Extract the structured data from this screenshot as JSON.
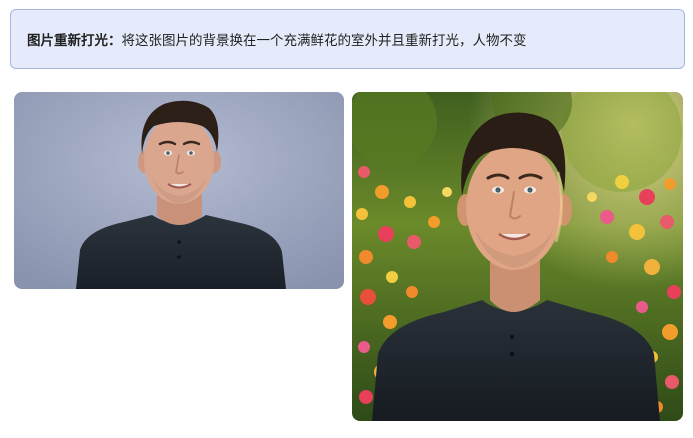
{
  "prompt": {
    "label": "图片重新打光：",
    "text": "将这张图片的背景换在一个充满鲜花的室外并且重新打光，人物不变"
  },
  "images": {
    "original": {
      "subject": "portrait",
      "background": "studio-gray"
    },
    "result": {
      "subject": "portrait",
      "background": "flower-garden"
    }
  },
  "colors": {
    "prompt_bg": "#e6ebfb",
    "prompt_border": "#a6b6e0",
    "studio_bg": "#9aa3bd",
    "shirt": "#222a33",
    "skin": "#d9a48c",
    "hair": "#2c1f18"
  }
}
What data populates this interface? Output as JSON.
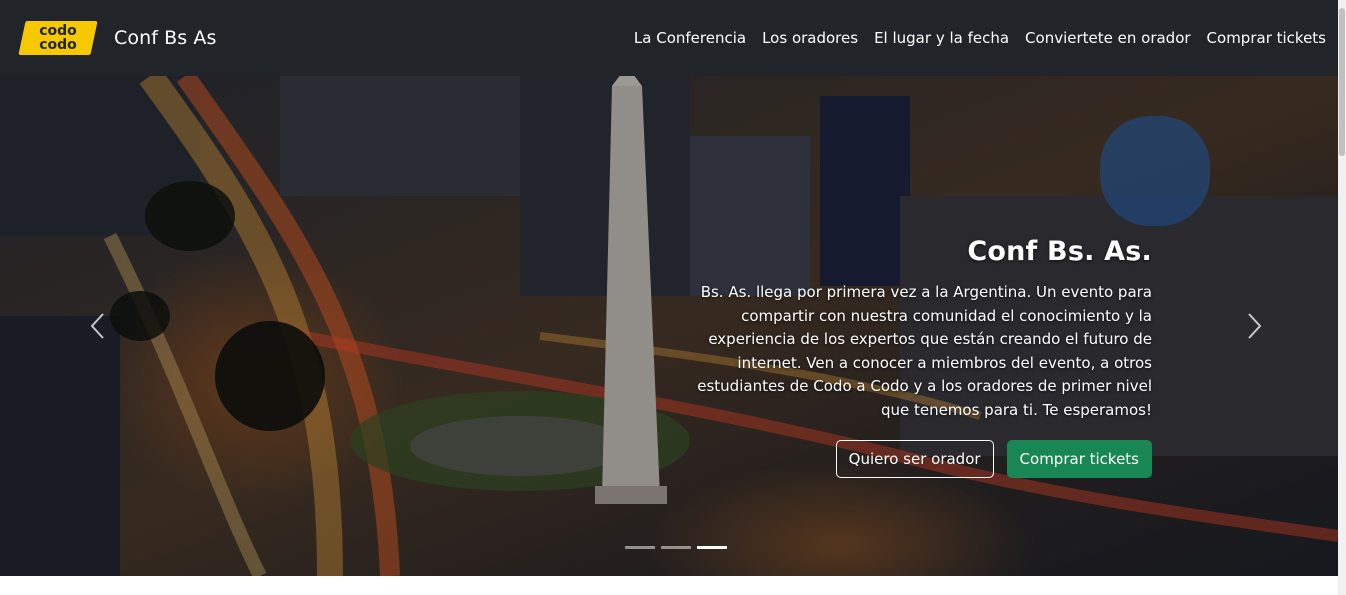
{
  "navbar": {
    "logo_text_line1": "codo",
    "logo_text_line2": "codo",
    "brand": "Conf Bs As",
    "links": [
      "La Conferencia",
      "Los oradores",
      "El lugar y la fecha",
      "Conviertete en orador",
      "Comprar tickets"
    ]
  },
  "hero": {
    "title": "Conf Bs. As.",
    "description": "Bs. As. llega por primera vez a la Argentina. Un evento para compartir con nuestra comunidad el conocimiento y la experiencia de los expertos que están creando el futuro de internet. Ven a conocer a miembros del evento, a otros estudiantes de Codo a Codo y a los oradores de primer nivel que tenemos para ti. Te esperamos!",
    "btn_speaker": "Quiero ser orador",
    "btn_tickets": "Comprar tickets",
    "slides": 3,
    "active_slide": 3
  },
  "colors": {
    "navbar_bg": "#212529",
    "logo_yellow": "#f6c800",
    "success": "#198754"
  }
}
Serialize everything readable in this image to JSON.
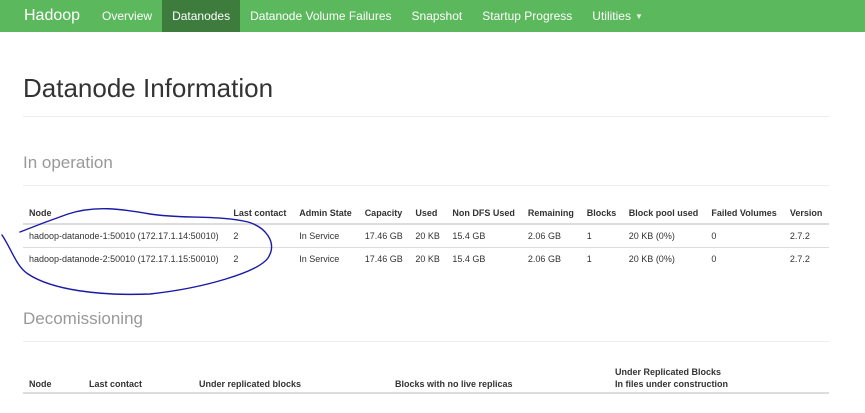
{
  "navbar": {
    "brand": "Hadoop",
    "items": [
      {
        "label": "Overview"
      },
      {
        "label": "Datanodes"
      },
      {
        "label": "Datanode Volume Failures"
      },
      {
        "label": "Snapshot"
      },
      {
        "label": "Startup Progress"
      },
      {
        "label": "Utilities"
      }
    ],
    "active": "Datanodes",
    "dropdown_icon": "caret-down-icon"
  },
  "page": {
    "title": "Datanode Information"
  },
  "in_operation": {
    "title": "In operation",
    "columns": [
      "Node",
      "Last contact",
      "Admin State",
      "Capacity",
      "Used",
      "Non DFS Used",
      "Remaining",
      "Blocks",
      "Block pool used",
      "Failed Volumes",
      "Version"
    ],
    "rows": [
      [
        "hadoop-datanode-1:50010 (172.17.1.14:50010)",
        "2",
        "In Service",
        "17.46 GB",
        "20 KB",
        "15.4 GB",
        "2.06 GB",
        "1",
        "20 KB (0%)",
        "0",
        "2.7.2"
      ],
      [
        "hadoop-datanode-2:50010 (172.17.1.15:50010)",
        "2",
        "In Service",
        "17.46 GB",
        "20 KB",
        "15.4 GB",
        "2.06 GB",
        "1",
        "20 KB (0%)",
        "0",
        "2.7.2"
      ]
    ]
  },
  "decomissioning": {
    "title": "Decomissioning",
    "columns": [
      "Node",
      "Last contact",
      "Under replicated blocks",
      "Blocks with no live replicas",
      "Under Replicated Blocks",
      "In files under construction"
    ]
  },
  "colors": {
    "navbar": "#5cb85c",
    "navbar_active": "#3e7c3e",
    "annotation": "#1a1aa6"
  }
}
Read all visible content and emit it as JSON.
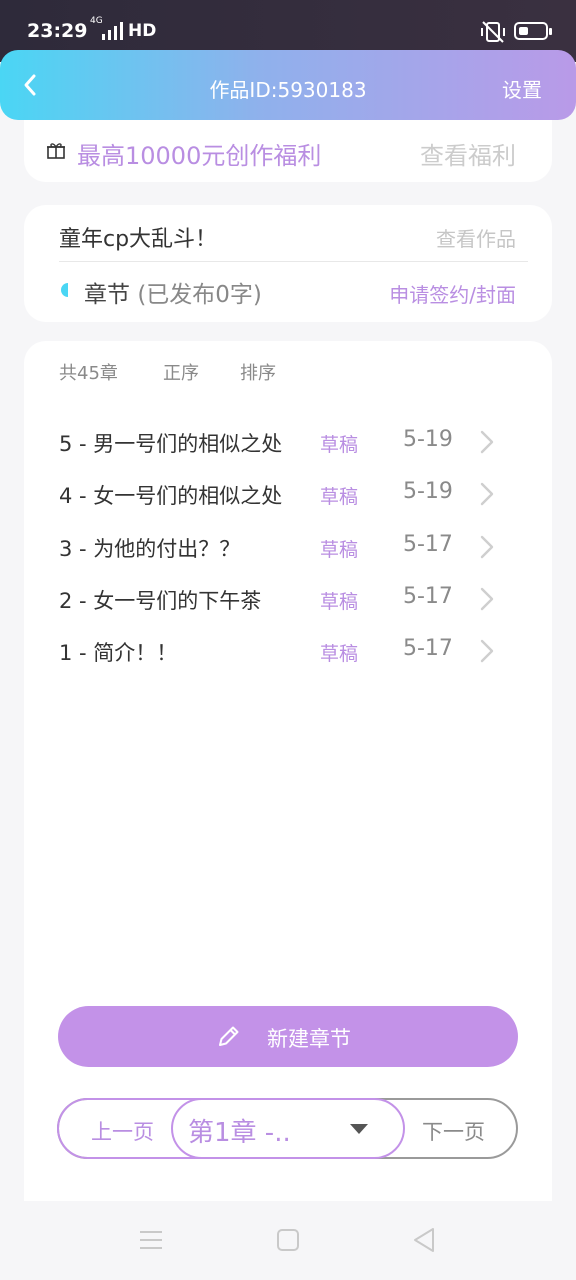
{
  "status_bar": {
    "time": "23:29",
    "network": "4G",
    "hd": "HD"
  },
  "header": {
    "title": "作品ID:5930183",
    "settings_label": "设置"
  },
  "promo": {
    "text": "最高10000元创作福利",
    "link": "查看福利"
  },
  "work": {
    "title": "童年cp大乱斗！",
    "view_link": "查看作品",
    "chapter_label": "章节",
    "published": "(已发布0字)",
    "apply_link": "申请签约/封面"
  },
  "list": {
    "total": "共45章",
    "order": "正序",
    "sort": "排序",
    "chapters": [
      {
        "title": "5 - 男一号们的相似之处",
        "status": "草稿",
        "date": "5-19"
      },
      {
        "title": "4 - 女一号们的相似之处",
        "status": "草稿",
        "date": "5-19"
      },
      {
        "title": "3 - 为他的付出？？",
        "status": "草稿",
        "date": "5-17"
      },
      {
        "title": "2 - 女一号们的下午茶",
        "status": "草稿",
        "date": "5-17"
      },
      {
        "title": "1 - 简介！！",
        "status": "草稿",
        "date": "5-17"
      }
    ]
  },
  "actions": {
    "new_chapter": "新建章节"
  },
  "pager": {
    "prev": "上一页",
    "selected": "第1章 -..",
    "next": "下一页"
  },
  "colors": {
    "accent": "#b98ee2",
    "button": "#c392e8",
    "header_start": "#4ad6f4",
    "header_end": "#b99ae8"
  }
}
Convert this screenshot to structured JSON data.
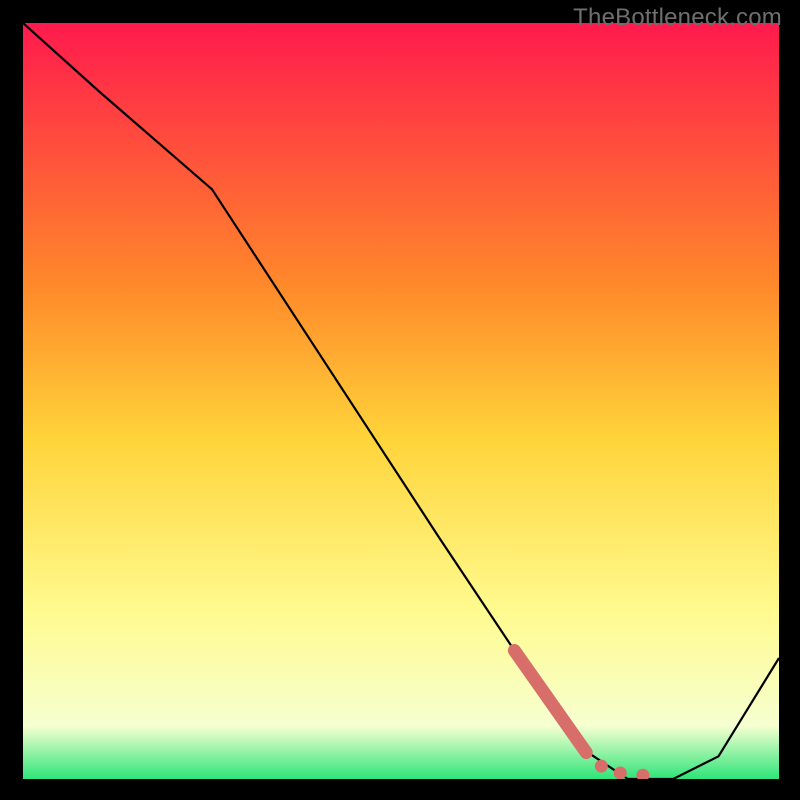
{
  "watermark": "TheBottleneck.com",
  "background_color": "#000000",
  "chart_data": {
    "type": "line",
    "title": "",
    "xlabel": "",
    "ylabel": "",
    "xlim": [
      0,
      100
    ],
    "ylim": [
      0,
      100
    ],
    "grid": false,
    "legend": false,
    "gradient_stops": [
      {
        "offset": 0,
        "color": "#ff1a4d"
      },
      {
        "offset": 35,
        "color": "#ff8a2a"
      },
      {
        "offset": 55,
        "color": "#ffd43a"
      },
      {
        "offset": 78,
        "color": "#fffb90"
      },
      {
        "offset": 93,
        "color": "#f6ffd0"
      },
      {
        "offset": 100,
        "color": "#2ee57a"
      }
    ],
    "curve": {
      "x": [
        0,
        10,
        25,
        40,
        55,
        65,
        74,
        80,
        86,
        92,
        100
      ],
      "y": [
        100,
        91,
        78,
        55,
        32,
        17,
        4,
        0,
        0,
        3,
        16
      ]
    },
    "highlight_segment": {
      "color": "#d86e6a",
      "thick": {
        "x": [
          65,
          74.5
        ],
        "y": [
          17,
          3.5
        ]
      },
      "dots": {
        "x": [
          76.5,
          79,
          82
        ],
        "y": [
          1.7,
          0.8,
          0.5
        ]
      }
    }
  }
}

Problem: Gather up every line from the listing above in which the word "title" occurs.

Exercise answer:
    "title": "Conf Bs. As.",
    "title": "Datanode Information"
    "title": "In operation",
    "title": "Decomissioning",
    "title": "作品ID:5930183",
    "title": "童年cp大乱斗！",
        "title": "5 - 男一号们的相似之处",
        "title": "4 - 女一号们的相似之处",
        "title": "3 - 为他的付出？？",
        "title": "2 - 女一号们的下午茶",
        "title": "1 - 简介！！",
    "title": "",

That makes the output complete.